It’s challenging to drink eight glasses of water every day — especially when they’re spread out all over the house.
It’s not that I intend to have so many drinking glasses and cups scattered about — upstairs and downstairs — it’s just that . . . well, you know. I forget where I set them.
The other day, I found one glass hidden behind the cat food piled on the ironing board when I took the clothes out of the dryer.
Later, another cup caught my eye on top of the guest room dresser as I went looking for photos stashed in a drawer.
A third water glass was in the garage, probably left there when I stopped to pet the dogs on my way to the car. I don’t think I’ll drink that one. The dogs are shedding.
My husband, Bill, is continually picking up glasses or cups, “Here’s another half-empty water glass. How come you don’t drink it or pour it out?”
“I am drinking it!” I replied as my eyes hurriedly scanned the living room for seven others. “Besides, it’s half-full, not half-empty.”
It all depends on how you look at it.

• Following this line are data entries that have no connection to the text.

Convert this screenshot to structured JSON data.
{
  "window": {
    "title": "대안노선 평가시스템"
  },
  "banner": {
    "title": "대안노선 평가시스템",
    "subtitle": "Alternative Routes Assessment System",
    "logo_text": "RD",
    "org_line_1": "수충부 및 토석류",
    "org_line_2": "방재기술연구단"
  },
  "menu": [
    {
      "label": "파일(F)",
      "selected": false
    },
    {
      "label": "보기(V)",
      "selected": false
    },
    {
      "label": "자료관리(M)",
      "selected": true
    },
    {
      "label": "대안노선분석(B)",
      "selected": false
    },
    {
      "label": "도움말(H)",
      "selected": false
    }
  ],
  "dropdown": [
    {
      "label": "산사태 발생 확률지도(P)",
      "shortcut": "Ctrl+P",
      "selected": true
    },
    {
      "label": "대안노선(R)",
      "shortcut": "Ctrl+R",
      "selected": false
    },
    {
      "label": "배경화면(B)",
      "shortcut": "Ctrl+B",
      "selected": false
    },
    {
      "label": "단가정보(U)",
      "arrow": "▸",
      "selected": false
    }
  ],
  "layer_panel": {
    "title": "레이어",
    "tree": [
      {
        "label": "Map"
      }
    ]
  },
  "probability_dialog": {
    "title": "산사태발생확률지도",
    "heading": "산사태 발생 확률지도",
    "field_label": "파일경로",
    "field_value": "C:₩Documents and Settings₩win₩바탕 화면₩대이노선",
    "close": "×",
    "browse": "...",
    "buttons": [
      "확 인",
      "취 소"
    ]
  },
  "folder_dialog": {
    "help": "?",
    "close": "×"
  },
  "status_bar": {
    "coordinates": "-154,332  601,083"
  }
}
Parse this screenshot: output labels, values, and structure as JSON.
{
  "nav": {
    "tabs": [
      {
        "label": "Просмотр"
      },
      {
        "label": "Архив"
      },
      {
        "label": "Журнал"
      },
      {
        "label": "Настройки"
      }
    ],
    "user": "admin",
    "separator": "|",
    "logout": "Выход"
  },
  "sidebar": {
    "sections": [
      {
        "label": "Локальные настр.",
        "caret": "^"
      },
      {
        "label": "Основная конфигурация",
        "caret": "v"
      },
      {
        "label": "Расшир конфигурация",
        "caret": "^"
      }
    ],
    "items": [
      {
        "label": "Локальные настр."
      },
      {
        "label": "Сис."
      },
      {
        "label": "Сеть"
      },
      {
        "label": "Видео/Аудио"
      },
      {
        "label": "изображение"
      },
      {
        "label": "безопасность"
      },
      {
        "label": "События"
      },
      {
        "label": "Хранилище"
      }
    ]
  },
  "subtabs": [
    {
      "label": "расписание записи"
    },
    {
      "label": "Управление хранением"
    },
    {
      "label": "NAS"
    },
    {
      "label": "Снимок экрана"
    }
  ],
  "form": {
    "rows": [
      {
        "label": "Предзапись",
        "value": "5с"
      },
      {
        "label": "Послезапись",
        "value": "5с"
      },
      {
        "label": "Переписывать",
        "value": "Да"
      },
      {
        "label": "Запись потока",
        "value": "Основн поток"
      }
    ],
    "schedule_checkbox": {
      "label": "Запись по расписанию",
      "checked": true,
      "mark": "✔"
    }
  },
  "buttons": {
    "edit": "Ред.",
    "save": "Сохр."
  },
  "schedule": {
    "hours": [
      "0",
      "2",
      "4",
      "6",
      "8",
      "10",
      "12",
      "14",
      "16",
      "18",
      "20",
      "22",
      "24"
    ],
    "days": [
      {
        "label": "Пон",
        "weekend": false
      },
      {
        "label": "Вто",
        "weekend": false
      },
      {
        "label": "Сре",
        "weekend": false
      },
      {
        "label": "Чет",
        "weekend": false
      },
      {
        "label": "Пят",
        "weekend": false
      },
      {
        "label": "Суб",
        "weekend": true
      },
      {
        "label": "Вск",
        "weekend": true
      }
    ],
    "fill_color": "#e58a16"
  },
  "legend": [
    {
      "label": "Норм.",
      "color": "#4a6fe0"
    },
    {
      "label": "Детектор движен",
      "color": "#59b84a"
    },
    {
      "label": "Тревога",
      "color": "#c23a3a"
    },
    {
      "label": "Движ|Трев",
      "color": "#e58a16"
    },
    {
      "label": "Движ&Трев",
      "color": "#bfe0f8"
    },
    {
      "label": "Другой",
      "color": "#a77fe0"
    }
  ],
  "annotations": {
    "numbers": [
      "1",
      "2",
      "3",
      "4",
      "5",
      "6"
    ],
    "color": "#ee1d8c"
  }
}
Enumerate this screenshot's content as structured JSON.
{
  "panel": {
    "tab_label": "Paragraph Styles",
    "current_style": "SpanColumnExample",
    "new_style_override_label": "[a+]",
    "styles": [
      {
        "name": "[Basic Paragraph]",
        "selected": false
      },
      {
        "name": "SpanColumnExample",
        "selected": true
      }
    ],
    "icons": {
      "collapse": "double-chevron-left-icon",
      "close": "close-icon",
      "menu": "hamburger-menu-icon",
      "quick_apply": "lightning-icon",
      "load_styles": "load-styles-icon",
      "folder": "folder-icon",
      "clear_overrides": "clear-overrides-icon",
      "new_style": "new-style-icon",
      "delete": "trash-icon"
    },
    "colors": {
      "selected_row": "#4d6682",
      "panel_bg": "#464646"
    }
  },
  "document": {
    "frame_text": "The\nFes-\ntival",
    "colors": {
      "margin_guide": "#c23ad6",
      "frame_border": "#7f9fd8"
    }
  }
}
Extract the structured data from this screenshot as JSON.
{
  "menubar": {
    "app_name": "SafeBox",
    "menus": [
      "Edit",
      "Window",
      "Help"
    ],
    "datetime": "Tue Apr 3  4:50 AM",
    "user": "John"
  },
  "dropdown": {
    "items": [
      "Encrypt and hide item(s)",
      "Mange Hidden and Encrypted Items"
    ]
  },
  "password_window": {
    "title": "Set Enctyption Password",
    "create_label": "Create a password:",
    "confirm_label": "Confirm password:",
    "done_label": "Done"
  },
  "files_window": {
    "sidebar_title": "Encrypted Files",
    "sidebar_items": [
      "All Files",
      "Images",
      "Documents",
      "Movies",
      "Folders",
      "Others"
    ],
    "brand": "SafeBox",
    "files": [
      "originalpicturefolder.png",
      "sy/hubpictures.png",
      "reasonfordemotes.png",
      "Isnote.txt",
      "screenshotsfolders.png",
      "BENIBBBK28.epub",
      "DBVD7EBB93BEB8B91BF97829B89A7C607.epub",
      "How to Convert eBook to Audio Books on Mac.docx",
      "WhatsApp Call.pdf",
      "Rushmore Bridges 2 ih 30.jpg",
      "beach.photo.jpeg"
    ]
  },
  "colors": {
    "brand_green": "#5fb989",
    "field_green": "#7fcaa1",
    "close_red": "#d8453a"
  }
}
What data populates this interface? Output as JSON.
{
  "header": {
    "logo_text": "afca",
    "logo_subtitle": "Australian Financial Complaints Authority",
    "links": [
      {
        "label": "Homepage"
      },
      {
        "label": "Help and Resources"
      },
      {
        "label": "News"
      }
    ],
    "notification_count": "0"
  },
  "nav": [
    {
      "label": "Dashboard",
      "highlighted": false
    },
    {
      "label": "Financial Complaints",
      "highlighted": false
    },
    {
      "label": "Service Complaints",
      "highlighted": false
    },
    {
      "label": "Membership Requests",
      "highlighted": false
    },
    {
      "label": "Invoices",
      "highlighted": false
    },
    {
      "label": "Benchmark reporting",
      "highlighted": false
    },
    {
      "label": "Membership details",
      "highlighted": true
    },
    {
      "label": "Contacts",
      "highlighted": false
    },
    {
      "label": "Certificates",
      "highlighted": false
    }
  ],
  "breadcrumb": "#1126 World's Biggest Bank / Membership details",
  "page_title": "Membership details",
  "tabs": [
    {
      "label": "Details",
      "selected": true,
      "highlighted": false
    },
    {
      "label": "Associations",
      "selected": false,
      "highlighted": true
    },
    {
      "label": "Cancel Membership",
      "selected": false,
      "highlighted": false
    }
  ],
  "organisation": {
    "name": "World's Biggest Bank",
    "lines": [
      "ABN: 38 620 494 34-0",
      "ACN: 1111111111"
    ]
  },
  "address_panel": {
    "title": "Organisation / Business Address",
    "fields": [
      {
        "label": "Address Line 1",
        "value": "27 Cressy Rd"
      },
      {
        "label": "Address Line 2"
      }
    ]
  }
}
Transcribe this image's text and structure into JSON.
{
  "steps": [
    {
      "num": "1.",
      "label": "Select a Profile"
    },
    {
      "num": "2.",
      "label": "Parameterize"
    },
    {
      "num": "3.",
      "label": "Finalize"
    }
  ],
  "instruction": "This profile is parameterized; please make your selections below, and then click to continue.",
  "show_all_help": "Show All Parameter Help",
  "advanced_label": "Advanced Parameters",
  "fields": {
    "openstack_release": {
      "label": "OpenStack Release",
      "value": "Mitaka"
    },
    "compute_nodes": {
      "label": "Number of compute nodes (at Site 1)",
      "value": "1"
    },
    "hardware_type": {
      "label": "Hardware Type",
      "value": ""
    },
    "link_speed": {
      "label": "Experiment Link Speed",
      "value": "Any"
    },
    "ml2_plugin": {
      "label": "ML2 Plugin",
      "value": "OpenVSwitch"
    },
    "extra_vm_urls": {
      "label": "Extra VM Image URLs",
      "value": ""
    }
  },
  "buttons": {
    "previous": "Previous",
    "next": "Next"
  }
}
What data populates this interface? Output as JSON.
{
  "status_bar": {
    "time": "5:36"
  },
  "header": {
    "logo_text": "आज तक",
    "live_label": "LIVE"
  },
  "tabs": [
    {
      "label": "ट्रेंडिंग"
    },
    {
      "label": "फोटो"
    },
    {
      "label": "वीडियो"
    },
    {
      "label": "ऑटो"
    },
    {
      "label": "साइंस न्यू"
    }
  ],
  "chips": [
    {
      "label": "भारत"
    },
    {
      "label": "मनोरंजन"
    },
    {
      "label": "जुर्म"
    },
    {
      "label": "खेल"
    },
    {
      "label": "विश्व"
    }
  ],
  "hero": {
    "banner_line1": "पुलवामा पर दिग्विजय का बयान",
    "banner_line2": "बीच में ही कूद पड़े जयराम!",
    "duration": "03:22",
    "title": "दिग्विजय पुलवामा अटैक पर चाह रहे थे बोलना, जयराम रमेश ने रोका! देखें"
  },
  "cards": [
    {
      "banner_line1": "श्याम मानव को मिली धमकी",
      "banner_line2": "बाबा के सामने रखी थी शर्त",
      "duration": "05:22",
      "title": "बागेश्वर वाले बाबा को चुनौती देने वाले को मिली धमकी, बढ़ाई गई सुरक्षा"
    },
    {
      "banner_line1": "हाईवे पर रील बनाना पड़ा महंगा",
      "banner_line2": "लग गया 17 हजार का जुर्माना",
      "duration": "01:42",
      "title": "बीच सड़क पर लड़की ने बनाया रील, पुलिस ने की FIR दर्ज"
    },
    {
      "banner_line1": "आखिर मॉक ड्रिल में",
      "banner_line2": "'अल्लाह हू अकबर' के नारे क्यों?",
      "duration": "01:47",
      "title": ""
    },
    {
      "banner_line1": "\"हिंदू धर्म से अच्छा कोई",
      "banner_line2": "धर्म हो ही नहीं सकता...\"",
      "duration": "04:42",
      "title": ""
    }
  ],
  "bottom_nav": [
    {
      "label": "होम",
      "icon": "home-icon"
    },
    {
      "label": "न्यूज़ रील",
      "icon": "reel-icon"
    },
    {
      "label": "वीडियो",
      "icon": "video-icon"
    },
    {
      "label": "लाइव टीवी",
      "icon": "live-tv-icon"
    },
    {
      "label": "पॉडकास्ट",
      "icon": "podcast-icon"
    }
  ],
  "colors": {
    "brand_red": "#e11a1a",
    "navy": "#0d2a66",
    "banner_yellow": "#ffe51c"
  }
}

And it’s the same with life — half-full or half-empty? For instance, it’s easy to look at events — things that are said or done — and see what’s wrong rather than what’s right; to nurse a negative thought until it grows and grows.
I’ll be the first to admit that it’s difficult to be thankful for how chock-full life really is when “the dog bites or the bee stings,” as Julie Andrews sings. But a book that has really helped me with my thinking is The 4:8 Principle by Tommy Newberry. It’s based on the verse in Philippians that says to focus on the positive.
And with approximately 50,000 thoughts per day rumbling through my mind, that’s a tough assignment. But it’s one that promises joyful living — one that I can choose.
I’ll bet if I meet the challenge, my cup will be full and running over — times eight.